The proposed solution is to create a new fee block specifically for firms that hold client money and assets (fee block A21). This fee block will apply to all firms that hold client money or assets but will not capture firms that merely control, but do not hold, client money. The creation of fee block A21 allows the FCA to discontinue fee block A12.
As part of its impact assessment of the proposed change, the FCA compared actual cost recovery in fee blocks A12 and A13 this year, with the position that would have existed if fee block A21 had already been created. Unsurprisingly, firms holding larger amounts of client money and assets would have seen increases in fees paid. Based on the numbers used, the fee rates needed for the A21 fee block are £93 per £m of client money held plus £0.3 per million of safe custody assets held.
While there is no certainty of future fee rates being at, or close, to the numbers mentioned above, it is illustrative to consider what the effect might have been on firms categorised as medium or large Client Assets Sourcebook firms. Medium Cass firms are those that hold (as a maximum at any point during the year in question) between £1m and £1bn in client money resulting in an A21 fee range (based on the earlier figures) of between £93 and £93,000. The starting point for large Cass firms holding in excess of £1bn in client money would have been £93,000. The relevant figures for client assets for medium and large Cass firms would have been £3 to £31,000 for medium Cass firms and £31,000 and upwards for large Cass firms. Given the change in fee tariff base, it is not easy to make a comparison with current year fees for such firms but it is perhaps worth noting that the earlier fee per firm was £24,000.
Overall, these proposals look sensible but firms that hold a large amount of client money or assets should be prepared for an increase in fees – and possibly a significant one.

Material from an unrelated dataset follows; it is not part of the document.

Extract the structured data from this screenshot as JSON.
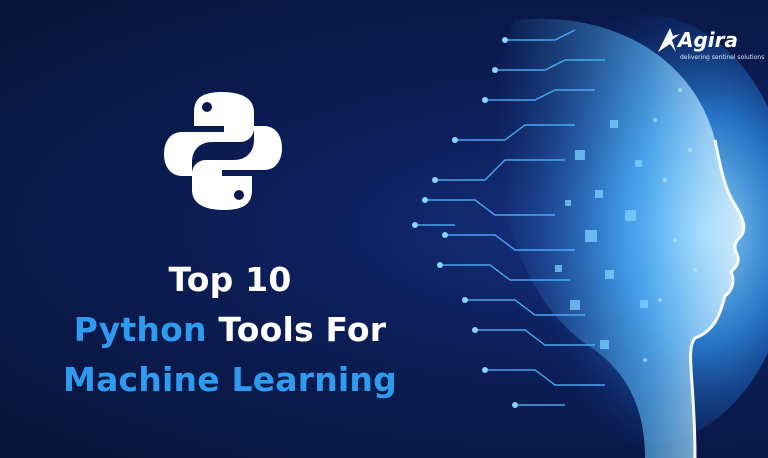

The consultation paper also provides clarification for intermediaries on the definition of income, which is the tariff base for a number of fee blocks, including those that relate to advisers, arrangers, dealers or brokers (A13), corporate finance advisers (A14), home finance providers (A18) and general insurance mediation (A19). In light of its discussions with firms, the FCA is minded to consolidate, clarify and simplify its definition of income for the above purposes and associated guidance. That said, there are still two areas where firms are asked to interpret their data so they are able to prove, if challenged, that their estimates are based on reasonable methodologies.